If you are in the market for a new type of basil, you’ll want to consider Osmin basil plants. What is Osmin basil? It offers that spicy basil flavor but adds to the package extremely ornamental leaves in deepest purple. Read on for more Osmin purple basil information.

What is Osmin Basil?

Osmin basil plants are not the only purple basils, but they definitely stand out from the crowd. Their leaves grow in a true dark maroon color, the deepest purple of any basil plant. The leaves also mature faster than any other purple basils. They are shiny and attractive, as well as spicy, and work well for an edible garnish. But the leaves are not the only ornamental aspect to basil Osmin purple. These basil plants also grow delightful, pink flowers.

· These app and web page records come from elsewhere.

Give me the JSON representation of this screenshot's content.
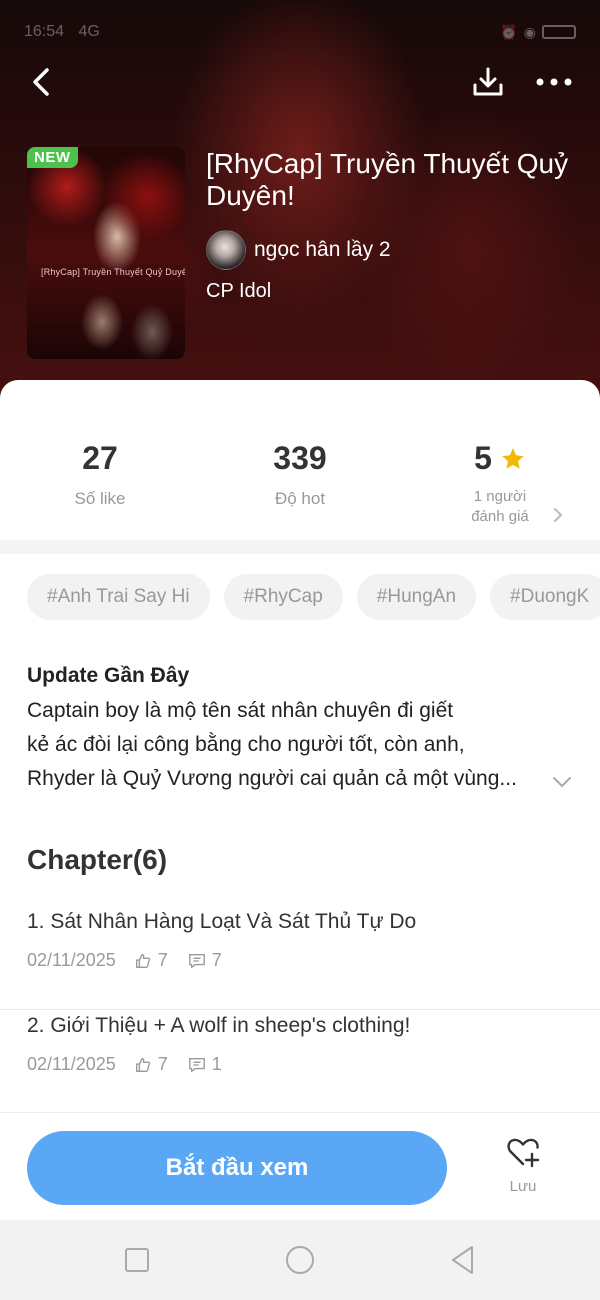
{
  "status_bar": {
    "time": "16:54",
    "signal": "4G",
    "battery": ""
  },
  "hero": {
    "badge": "NEW",
    "cover_caption": "[RhyCap] Truyền Thuyết Quỷ Duyên",
    "title": "[RhyCap] Truyền Thuyết Quỷ Duyên!",
    "author": "ngọc hân lầy 2",
    "category": "CP Idol"
  },
  "stats": {
    "likes": {
      "value": "27",
      "label": "Số like"
    },
    "hot": {
      "value": "339",
      "label": "Độ hot"
    },
    "rating": {
      "value": "5",
      "label_line1": "1 người",
      "label_line2": "đánh giá"
    }
  },
  "tags": [
    "#Anh Trai Say Hi",
    "#RhyCap",
    "#HungAn",
    "#DuongK"
  ],
  "update": {
    "title": "Update Gần Đây",
    "line1": "Captain boy là mộ tên sát nhân chuyên đi giết",
    "line2": "kẻ ác đòi lại công bằng cho người tốt, còn anh,",
    "line3": "Rhyder là Quỷ Vương người cai quản cả một vùng..."
  },
  "chapters": {
    "heading": "Chapter(6)",
    "items": [
      {
        "title": "1. Sát Nhân Hàng Loạt Và Sát Thủ Tự Do",
        "date": "02/11/2025",
        "likes": "7",
        "comments": "7"
      },
      {
        "title": "2. Giới Thiệu + A wolf in sheep's clothing!",
        "date": "02/11/2025",
        "likes": "7",
        "comments": "1"
      }
    ]
  },
  "actions": {
    "start_label": "Bắt đầu xem",
    "save_label": "Lưu"
  },
  "colors": {
    "accent": "#5aa8f5",
    "badge": "#4cc24c",
    "star": "#f5b800"
  },
  "icons": [
    "back-arrow-icon",
    "download-icon",
    "more-dots-icon",
    "star-icon",
    "chevron-right-icon",
    "chevron-down-icon",
    "thumbs-up-icon",
    "comment-icon",
    "heart-plus-icon",
    "square-icon",
    "circle-icon",
    "triangle-back-icon"
  ]
}
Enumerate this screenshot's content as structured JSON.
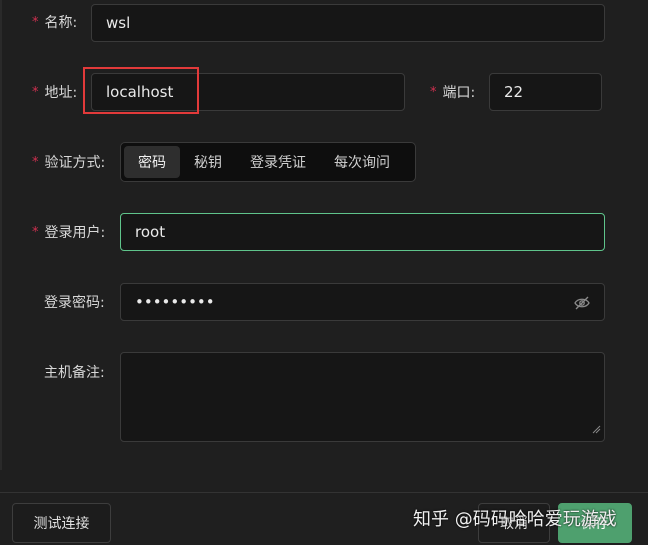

Osmin basil plants grow to 18 inches (45.5 cm.) tall and can become quite bushy. If you grow several plants, you’ll want to space them at least a foot (30.5 cm.) apart in your garden to give each one the elbow room it needs to mature.

Growing Osmin Basil Plants

If you decide to start growing Osmin basil, you’ll find that this ornamental herb is just as easy to grow as other basils. Select a full sun location for the fastest growth. Osmin basil plants will also grow in partial sun, but you might not get as lush a crop.

All basil grows best during the warm season, but Osmin basil is surprisingly cold hardy. Osmin basil plants can survive temperatures down to 20 to 30 degrees F. (-7 to -1 degrees C.). It’s still a good idea to plant them outside only after the final spring frost.

How soon after planting can you expect a harvest? According to Osmin purple basil information, this basil matures in about 75 days. In addition, to use as garnishes or for culinary dishes, a deep rose vinegar made from the purple leaves is said to be delicious in salads and marinades.

Teo Spengler

Teo Spengler has been gardening for 30 years. She is a docent at the San Francisco Botanical Garden. Her passion is trees, 250 of which she has planted on her land in France.